# Prompt:
Repeat what the lines below say, word for word, and skip every image.

# Available records:

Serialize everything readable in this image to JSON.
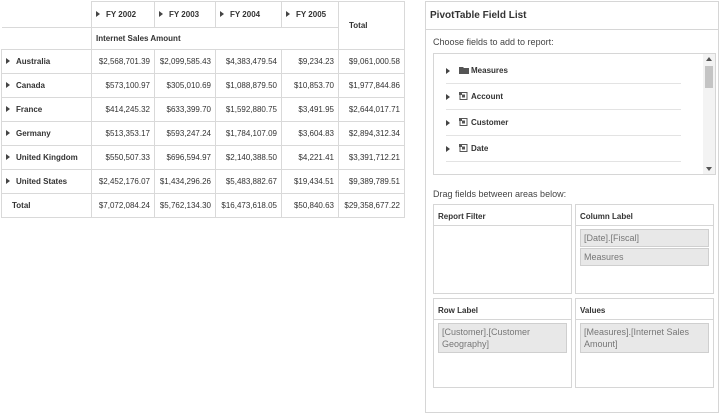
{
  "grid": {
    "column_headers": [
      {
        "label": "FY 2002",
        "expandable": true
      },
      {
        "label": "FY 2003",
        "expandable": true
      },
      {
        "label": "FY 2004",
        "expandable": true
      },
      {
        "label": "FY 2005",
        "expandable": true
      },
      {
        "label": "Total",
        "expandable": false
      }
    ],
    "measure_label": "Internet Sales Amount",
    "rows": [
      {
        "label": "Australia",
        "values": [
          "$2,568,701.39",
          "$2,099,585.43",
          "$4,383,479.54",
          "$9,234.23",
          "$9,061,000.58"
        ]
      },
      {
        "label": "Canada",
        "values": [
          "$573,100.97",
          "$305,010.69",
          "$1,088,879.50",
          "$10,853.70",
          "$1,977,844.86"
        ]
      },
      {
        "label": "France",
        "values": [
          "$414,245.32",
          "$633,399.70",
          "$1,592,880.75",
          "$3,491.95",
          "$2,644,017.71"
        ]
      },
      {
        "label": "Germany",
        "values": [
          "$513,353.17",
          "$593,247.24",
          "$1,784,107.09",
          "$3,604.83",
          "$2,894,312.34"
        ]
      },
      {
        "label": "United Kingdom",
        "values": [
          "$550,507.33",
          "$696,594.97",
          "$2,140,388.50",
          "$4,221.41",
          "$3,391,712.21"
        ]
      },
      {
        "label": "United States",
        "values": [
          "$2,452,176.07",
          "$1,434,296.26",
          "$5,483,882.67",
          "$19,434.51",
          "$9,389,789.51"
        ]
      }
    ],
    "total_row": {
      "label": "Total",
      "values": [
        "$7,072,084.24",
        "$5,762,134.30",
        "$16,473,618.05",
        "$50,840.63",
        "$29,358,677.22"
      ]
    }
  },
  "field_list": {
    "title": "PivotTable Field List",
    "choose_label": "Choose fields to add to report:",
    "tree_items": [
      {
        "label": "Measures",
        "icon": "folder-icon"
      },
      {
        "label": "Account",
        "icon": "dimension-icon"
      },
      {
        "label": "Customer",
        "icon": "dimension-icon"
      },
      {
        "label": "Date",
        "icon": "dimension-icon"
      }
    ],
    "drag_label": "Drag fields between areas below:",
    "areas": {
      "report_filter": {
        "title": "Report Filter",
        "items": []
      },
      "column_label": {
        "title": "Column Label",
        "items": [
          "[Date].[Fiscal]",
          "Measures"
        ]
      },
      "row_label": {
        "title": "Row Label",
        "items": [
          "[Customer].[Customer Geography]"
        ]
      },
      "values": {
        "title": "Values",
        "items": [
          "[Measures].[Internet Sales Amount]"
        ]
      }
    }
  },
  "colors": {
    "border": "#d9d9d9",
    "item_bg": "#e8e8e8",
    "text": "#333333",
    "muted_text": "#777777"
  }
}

# Result for this task:
Serialize everything readable in this image to JSON.
{
  "grid": {
    "column_headers": [
      {
        "label": "FY 2002",
        "expandable": true
      },
      {
        "label": "FY 2003",
        "expandable": true
      },
      {
        "label": "FY 2004",
        "expandable": true
      },
      {
        "label": "FY 2005",
        "expandable": true
      },
      {
        "label": "Total",
        "expandable": false
      }
    ],
    "measure_label": "Internet Sales Amount",
    "rows": [
      {
        "label": "Australia",
        "values": [
          "$2,568,701.39",
          "$2,099,585.43",
          "$4,383,479.54",
          "$9,234.23",
          "$9,061,000.58"
        ]
      },
      {
        "label": "Canada",
        "values": [
          "$573,100.97",
          "$305,010.69",
          "$1,088,879.50",
          "$10,853.70",
          "$1,977,844.86"
        ]
      },
      {
        "label": "France",
        "values": [
          "$414,245.32",
          "$633,399.70",
          "$1,592,880.75",
          "$3,491.95",
          "$2,644,017.71"
        ]
      },
      {
        "label": "Germany",
        "values": [
          "$513,353.17",
          "$593,247.24",
          "$1,784,107.09",
          "$3,604.83",
          "$2,894,312.34"
        ]
      },
      {
        "label": "United Kingdom",
        "values": [
          "$550,507.33",
          "$696,594.97",
          "$2,140,388.50",
          "$4,221.41",
          "$3,391,712.21"
        ]
      },
      {
        "label": "United States",
        "values": [
          "$2,452,176.07",
          "$1,434,296.26",
          "$5,483,882.67",
          "$19,434.51",
          "$9,389,789.51"
        ]
      }
    ],
    "total_row": {
      "label": "Total",
      "values": [
        "$7,072,084.24",
        "$5,762,134.30",
        "$16,473,618.05",
        "$50,840.63",
        "$29,358,677.22"
      ]
    }
  },
  "field_list": {
    "title": "PivotTable Field List",
    "choose_label": "Choose fields to add to report:",
    "tree_items": [
      {
        "label": "Measures",
        "icon": "folder-icon"
      },
      {
        "label": "Account",
        "icon": "dimension-icon"
      },
      {
        "label": "Customer",
        "icon": "dimension-icon"
      },
      {
        "label": "Date",
        "icon": "dimension-icon"
      }
    ],
    "drag_label": "Drag fields between areas below:",
    "areas": {
      "report_filter": {
        "title": "Report Filter",
        "items": []
      },
      "column_label": {
        "title": "Column Label",
        "items": [
          "[Date].[Fiscal]",
          "Measures"
        ]
      },
      "row_label": {
        "title": "Row Label",
        "items": [
          "[Customer].[Customer Geography]"
        ]
      },
      "values": {
        "title": "Values",
        "items": [
          "[Measures].[Internet Sales Amount]"
        ]
      }
    }
  },
  "colors": {
    "border": "#d9d9d9",
    "item_bg": "#e8e8e8",
    "text": "#333333",
    "muted_text": "#777777"
  }
}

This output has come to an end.